Methods for processing 1D data have been developed and applied by chemists for a long time. As previously mentioned, noise removal, background correction, differentiation, data smoothing and filtering, and calibration are examples of this type of data processing. Chemometrics is considered to be the discipline that does this kind of job. With the growing popularity of hyphenated instruments, chemometric methods for manipulating 2D data have been developing. The increasing computing power and memory capacity of the current computer further expedites the process. The major aim is to extract more useful information from mountainous 2D data. In the following section, the basic fundamentals of chemometrics are briefly introduced. More details will be provided in the following chapters.
Figure 1.2. The HPLC chromatogram of Danggui measured at (a) 225 nm, (b) 280 nm, and (c) 320 nm.
1.2.1. Introduction to Chemometrics
The term chemometrics was introduced by Svante Wold  and Bruce R. Kowalski in the early 1970s . Terms like biometrics and econometrics were also introduced into the fields of biological science and economics. Afterward, the International Chemometrics Society was established. Since then, chemometrics has been developing and is now widely applied to different fields of chemistry, especially analytical chemistry in view of the
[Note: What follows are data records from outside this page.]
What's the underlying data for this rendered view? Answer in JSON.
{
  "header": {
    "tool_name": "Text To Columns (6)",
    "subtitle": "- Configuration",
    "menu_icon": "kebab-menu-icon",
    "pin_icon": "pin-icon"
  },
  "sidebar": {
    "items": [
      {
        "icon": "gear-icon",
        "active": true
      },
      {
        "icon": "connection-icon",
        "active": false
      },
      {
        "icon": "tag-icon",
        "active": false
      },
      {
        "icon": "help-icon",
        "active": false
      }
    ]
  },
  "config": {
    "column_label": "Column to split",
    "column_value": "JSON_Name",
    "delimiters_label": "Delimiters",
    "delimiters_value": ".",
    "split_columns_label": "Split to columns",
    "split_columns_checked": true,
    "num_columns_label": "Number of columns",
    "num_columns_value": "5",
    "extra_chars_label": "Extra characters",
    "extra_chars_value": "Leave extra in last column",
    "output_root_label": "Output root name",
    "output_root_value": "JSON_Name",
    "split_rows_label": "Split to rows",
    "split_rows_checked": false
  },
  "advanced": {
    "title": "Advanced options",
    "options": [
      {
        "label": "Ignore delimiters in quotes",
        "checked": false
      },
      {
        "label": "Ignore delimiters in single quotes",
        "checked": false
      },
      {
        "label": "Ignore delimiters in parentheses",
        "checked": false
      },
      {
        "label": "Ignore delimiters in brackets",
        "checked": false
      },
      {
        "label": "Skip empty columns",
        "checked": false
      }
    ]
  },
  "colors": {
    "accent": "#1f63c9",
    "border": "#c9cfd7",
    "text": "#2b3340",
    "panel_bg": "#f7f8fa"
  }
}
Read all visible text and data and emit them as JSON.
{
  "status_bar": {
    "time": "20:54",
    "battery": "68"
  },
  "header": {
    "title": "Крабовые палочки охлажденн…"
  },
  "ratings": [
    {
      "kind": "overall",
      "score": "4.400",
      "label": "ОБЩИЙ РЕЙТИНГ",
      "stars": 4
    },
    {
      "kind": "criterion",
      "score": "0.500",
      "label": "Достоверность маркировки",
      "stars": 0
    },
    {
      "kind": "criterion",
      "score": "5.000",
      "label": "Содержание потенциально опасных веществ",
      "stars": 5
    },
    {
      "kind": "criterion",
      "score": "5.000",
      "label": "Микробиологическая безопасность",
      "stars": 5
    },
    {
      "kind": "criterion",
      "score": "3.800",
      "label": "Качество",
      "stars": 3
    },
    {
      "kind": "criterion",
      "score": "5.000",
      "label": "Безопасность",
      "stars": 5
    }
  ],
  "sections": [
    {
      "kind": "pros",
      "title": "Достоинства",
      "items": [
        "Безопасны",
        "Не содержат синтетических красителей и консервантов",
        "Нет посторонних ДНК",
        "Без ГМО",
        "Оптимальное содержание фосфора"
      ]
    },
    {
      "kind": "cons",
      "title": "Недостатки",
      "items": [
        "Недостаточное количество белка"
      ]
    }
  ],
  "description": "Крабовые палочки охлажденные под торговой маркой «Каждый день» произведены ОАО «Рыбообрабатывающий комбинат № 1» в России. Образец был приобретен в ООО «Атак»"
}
numbers of papers published, conferences and workshops being organized, and related activities. ‘‘A reasonable definition of chemometrics remains as how do we get chemical relevant information out of measured chemical data, how do we represent and display this information, and how do we get such information into data?’’ as mentioned by Wold . Chemometrics is considered by some chemists to be a subdiscipline that provides the basic theory and methodology for modern analytical chemistry. Yet, the chemometricans themselves consider chemometrics is a new discipline of chemistry . Both the academic and industrial sectors have benefited greatly in employing this new tool in different areas.
Howery and Hirsch  in the early 1980s classified the development of the chemometrics discipline into different stages. The first stage is before 1970. A number of mathematical methodologies were developed and standardized in different fields of mathematics, behavioral science, and engineering sciences. In this period, chemists limited themselves mainly to data analysis, including computation of statistical parameters such as the mean, standard deviation, and level of confidence. Howery and Hirsch, in particular, appreciated the research on correlating vast amounts of chemical data to relevant molecular properties. These pioneering works form the basis of an important area of the quantitative structure-activity relationship (QSAR) developed more recently.
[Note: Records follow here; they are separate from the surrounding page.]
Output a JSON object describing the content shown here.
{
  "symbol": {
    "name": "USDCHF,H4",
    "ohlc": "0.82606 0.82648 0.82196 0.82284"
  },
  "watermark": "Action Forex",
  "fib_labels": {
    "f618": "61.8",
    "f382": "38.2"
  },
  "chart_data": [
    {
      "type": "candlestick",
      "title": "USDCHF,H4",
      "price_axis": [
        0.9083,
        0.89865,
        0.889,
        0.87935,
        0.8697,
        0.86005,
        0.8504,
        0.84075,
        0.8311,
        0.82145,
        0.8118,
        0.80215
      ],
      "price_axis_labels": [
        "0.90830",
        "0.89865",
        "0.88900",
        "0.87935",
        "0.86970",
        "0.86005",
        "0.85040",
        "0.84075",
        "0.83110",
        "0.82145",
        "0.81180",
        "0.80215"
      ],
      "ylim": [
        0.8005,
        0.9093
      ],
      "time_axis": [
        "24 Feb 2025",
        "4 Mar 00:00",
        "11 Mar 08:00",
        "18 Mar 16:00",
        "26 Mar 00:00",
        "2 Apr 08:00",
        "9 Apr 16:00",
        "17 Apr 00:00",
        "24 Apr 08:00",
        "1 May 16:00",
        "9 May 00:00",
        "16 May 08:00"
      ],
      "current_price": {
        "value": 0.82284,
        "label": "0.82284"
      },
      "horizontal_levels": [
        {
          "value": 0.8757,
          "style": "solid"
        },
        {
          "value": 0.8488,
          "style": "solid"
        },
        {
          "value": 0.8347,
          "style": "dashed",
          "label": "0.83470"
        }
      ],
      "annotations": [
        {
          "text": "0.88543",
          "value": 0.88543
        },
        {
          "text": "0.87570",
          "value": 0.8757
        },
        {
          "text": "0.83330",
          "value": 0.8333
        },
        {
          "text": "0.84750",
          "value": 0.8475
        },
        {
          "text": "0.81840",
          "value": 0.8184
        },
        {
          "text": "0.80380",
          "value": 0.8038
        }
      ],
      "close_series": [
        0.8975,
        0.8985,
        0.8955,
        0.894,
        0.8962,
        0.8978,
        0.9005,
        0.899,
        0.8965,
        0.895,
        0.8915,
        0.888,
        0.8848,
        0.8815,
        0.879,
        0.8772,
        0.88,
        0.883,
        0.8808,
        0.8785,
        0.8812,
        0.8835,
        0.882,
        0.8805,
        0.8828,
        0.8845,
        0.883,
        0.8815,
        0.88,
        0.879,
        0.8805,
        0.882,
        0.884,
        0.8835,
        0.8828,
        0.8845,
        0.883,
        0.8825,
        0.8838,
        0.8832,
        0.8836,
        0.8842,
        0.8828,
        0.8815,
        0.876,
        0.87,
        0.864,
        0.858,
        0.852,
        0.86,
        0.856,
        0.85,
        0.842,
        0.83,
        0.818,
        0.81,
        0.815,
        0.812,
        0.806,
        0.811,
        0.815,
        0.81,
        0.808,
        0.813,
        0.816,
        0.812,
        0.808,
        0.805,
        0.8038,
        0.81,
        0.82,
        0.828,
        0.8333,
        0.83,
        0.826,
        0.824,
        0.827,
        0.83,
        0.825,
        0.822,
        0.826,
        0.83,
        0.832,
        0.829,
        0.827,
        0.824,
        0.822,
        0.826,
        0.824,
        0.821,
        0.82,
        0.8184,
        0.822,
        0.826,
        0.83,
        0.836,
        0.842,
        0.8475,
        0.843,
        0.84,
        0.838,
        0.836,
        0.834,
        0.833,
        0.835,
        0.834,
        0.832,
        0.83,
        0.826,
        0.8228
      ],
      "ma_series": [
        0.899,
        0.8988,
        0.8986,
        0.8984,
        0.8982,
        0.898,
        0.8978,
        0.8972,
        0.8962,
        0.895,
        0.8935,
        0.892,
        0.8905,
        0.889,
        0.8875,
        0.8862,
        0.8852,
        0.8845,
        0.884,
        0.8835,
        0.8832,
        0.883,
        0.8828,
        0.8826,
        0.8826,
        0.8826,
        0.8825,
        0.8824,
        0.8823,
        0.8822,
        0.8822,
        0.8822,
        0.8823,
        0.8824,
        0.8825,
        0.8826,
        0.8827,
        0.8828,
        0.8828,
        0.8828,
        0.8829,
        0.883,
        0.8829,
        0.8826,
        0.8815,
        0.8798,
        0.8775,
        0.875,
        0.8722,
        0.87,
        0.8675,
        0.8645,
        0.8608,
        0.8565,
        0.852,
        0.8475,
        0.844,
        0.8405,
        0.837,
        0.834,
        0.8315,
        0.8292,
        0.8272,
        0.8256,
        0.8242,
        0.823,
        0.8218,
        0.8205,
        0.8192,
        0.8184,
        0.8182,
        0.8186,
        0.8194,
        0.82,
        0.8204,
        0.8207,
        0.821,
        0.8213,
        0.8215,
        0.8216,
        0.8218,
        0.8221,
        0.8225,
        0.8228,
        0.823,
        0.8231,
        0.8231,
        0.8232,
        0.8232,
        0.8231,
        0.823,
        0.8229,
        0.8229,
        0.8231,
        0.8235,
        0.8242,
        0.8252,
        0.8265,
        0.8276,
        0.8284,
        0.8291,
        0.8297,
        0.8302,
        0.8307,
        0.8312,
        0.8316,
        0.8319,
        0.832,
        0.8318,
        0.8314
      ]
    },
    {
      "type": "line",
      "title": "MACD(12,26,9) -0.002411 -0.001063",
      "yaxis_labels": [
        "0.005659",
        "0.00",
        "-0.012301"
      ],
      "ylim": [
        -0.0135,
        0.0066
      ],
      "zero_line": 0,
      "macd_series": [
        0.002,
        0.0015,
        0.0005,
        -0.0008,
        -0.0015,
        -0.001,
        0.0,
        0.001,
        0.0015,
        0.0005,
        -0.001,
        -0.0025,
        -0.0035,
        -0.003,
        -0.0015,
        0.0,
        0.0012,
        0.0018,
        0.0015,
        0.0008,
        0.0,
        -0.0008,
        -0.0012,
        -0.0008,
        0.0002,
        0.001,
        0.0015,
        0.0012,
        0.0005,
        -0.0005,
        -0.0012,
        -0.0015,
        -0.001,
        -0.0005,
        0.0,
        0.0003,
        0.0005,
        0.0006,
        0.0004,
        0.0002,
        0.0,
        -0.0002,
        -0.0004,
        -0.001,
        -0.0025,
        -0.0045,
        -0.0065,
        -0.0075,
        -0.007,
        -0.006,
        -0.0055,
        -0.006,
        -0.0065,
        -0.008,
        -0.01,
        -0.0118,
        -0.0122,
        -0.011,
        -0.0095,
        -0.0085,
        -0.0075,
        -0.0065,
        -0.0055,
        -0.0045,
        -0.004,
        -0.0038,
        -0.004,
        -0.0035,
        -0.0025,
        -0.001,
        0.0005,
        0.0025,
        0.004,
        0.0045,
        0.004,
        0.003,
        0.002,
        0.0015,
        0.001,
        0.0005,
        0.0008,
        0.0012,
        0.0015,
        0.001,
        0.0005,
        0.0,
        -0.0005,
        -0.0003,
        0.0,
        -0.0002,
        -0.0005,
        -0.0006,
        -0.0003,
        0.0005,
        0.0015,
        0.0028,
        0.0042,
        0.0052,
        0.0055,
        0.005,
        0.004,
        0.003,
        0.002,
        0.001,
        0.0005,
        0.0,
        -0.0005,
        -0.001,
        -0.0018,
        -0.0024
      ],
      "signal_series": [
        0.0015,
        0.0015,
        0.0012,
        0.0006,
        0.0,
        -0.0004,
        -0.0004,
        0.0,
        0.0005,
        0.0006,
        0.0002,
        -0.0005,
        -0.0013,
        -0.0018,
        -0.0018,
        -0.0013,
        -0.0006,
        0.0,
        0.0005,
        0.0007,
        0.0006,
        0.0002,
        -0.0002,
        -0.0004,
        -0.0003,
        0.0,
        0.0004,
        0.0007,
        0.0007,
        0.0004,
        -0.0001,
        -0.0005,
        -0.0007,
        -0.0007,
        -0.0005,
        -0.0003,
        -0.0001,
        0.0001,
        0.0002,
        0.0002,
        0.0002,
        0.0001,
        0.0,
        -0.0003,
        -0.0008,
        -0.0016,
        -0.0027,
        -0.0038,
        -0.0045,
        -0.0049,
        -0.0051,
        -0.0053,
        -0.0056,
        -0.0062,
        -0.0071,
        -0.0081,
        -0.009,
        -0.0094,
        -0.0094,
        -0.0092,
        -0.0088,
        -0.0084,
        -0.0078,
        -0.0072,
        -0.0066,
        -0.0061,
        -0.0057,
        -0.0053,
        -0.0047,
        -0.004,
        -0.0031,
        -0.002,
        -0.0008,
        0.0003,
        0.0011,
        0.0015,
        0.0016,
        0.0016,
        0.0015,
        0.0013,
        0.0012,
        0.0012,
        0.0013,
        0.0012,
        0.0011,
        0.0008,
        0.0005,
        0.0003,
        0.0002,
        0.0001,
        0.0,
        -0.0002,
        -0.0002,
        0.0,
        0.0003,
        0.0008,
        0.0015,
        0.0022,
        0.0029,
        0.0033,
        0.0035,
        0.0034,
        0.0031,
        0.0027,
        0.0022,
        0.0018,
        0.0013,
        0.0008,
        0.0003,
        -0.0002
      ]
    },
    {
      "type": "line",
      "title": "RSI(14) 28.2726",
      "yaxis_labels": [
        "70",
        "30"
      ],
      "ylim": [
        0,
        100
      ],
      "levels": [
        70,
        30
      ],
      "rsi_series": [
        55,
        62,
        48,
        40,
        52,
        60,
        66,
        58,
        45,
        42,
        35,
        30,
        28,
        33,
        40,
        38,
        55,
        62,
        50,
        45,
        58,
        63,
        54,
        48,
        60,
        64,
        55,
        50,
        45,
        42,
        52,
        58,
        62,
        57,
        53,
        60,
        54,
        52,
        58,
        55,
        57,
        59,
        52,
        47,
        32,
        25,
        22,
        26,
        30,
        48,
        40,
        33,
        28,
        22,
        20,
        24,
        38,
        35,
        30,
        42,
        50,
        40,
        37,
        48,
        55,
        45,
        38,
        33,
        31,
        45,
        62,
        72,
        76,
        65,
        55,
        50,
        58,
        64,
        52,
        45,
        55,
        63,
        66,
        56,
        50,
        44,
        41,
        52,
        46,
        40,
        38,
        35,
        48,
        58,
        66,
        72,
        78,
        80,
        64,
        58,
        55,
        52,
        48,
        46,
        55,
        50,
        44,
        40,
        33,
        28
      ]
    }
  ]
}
The second stage of chemometrics falls in the 1970s, when the term chemometrics was coined. This new discipline of chemistry (or subdiscipline of analytical chemistry by some) caught the attention of chemists, especially analytical chemists, who not only applied the methods available for data analysis but also developed new methodologies to meet their needs. There are two main reasons why chemometrics developed so rapidly at that time: (1) large piles of data not available before could be acquired from advanced chemical instruments (for the first time, chemists faced bottlenecks similar to those encountered by social scientists or economists years before on how to obtain useful information from these large amounts of data) and (2) advancements in microelectronics technology within that period. The abilities of chemists in signal processing and data interpretation were enhanced with the increasing computer power.